This is an issue that I haven’t really dealt with on any other Galaxy phone, despite hearing plenty of complaints from others as soon as Samsung switched to the Infinity Display: I’m experiencing a high number of accidental palm touches on the sides of the phone. The most frequent instances have been while typing with one hand, reaching across to the opposite side … and my palm presses the P or Q key. But I’ve eve noticed it while typing with two hands, as well as while scrolling and holding the phone snugly in the hand.

The frame has gotten so thin, and the bezels are so small, it can be an annoyance.

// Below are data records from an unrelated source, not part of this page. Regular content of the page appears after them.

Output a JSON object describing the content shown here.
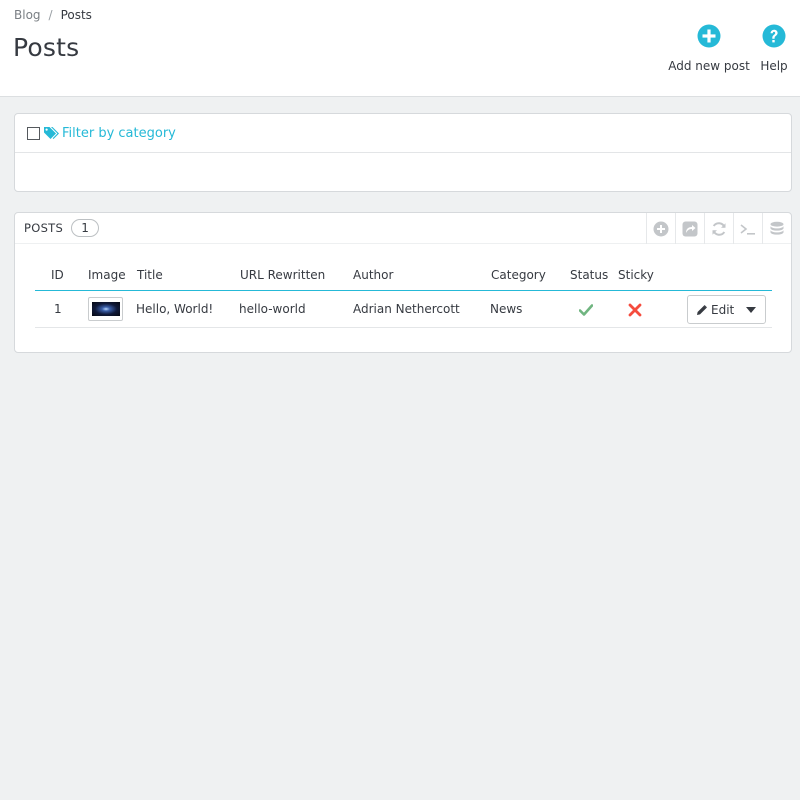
{
  "breadcrumb": {
    "parent": "Blog",
    "separator": "/",
    "current": "Posts"
  },
  "header": {
    "title": "Posts",
    "add_label": "Add new post",
    "help_label": "Help",
    "add_icon": "plus-circle-icon",
    "help_icon": "question-circle-icon"
  },
  "filter": {
    "label": "Filter by category",
    "checked": false,
    "icon": "tags-icon"
  },
  "list": {
    "title": "POSTS",
    "count": "1",
    "actions": [
      "add-circle-icon",
      "export-icon",
      "refresh-icon",
      "sql-terminal-icon",
      "database-icon"
    ],
    "columns": [
      "ID",
      "Image",
      "Title",
      "URL Rewritten",
      "Author",
      "Category",
      "Status",
      "Sticky"
    ],
    "rows": [
      {
        "id": "1",
        "title": "Hello, World!",
        "url_rewritten": "hello-world",
        "author": "Adrian Nethercott",
        "category": "News",
        "status": "enabled",
        "sticky": "disabled",
        "edit_label": "Edit"
      }
    ]
  },
  "colors": {
    "accent": "#25b9d7",
    "success": "#70b580",
    "danger": "#f54c3e",
    "text": "#363a41",
    "background": "#eff1f2"
  }
}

The Galaxy S10+ has a metal frame that is so thin on the side, and the screen is still pretty tightly curved with even smaller bezels. It’s a recipe for extra accidental touches, because there just aren’t that many ways to hold the phone without touching the screen. I’ve double-checked that I have accidental touch rejection turned on in the software, and that I hadn’t triggered the increased sensitivity setting, but no luck.

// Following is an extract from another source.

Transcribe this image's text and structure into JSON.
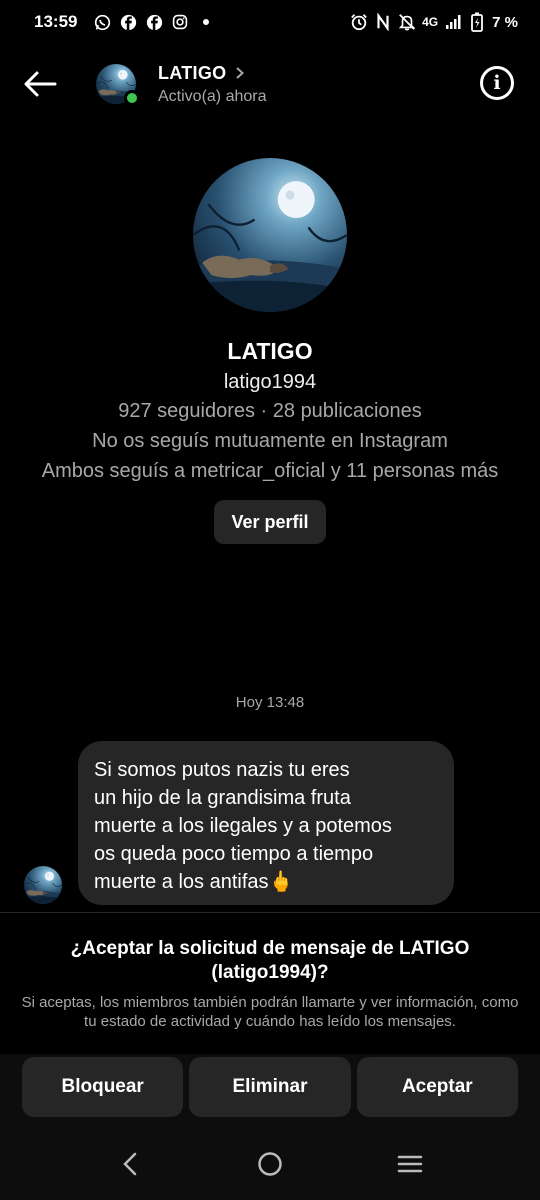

I thought I was going crazy because I’ve been completely happy with this form factor in prior phones, up to the Note 9, but my suspicions were confirmed after speaking to several other reviewers with the phone. Perhaps the situation will be better on the smaller Galaxy S10, which I’m excited to use as I’d prefer a smaller version for ergonomic reasons. Here’s to hoping I can adjust my muscle memory a bit, as with the fingerprint sensor, to find a better way to use the phone.

Battery life is immense

Samsung upped the battery size on both the Galaxy S10 and S10+, while shipping a bigger battery in the S10e than was in the S9. And I have to say it’s absolutely amazing. I’m happy with the Galaxy S10+’s battery life even taking into account my use of the Note 9 up to this point. This phone just doesn’t want to die, no matter what you throw at it. Lots of tethering, camera use, screen on time and more — it doesn’t matter, it just lasts all day.

On an extremely long travel day, which is typically murder on a smartphone battery, I was particularly impressed by the S10+. Going from early in the morning, to and through the airport, on a long flight (sadly with little sleep) and the next airport and connecting flight, I went 18 hours before dipping under 10%. That’s with nearly 5 hours of screen-on time, hours of podcast listening, and always on display active the whole time. That is use that would have me charge up my Pixel 3 XL at least once and still be hitting the danger zone at the end.

This also gives me hope for the smaller Galaxy S10, and even the S10e, too. Not everyone is going to use their phone as hard as I have the last few days, and they’re going to be able to go through a day with a considerable amount of power left in the tank.

More to come

My full review of the Galaxy S10+ will arrive in due time, but for now this is a good compendium of initial thoughts. Feel free to ask as many questions as you’d like, and I’ll try to answer them directly or incorporate your biggest concerns into my review!

See at Samsung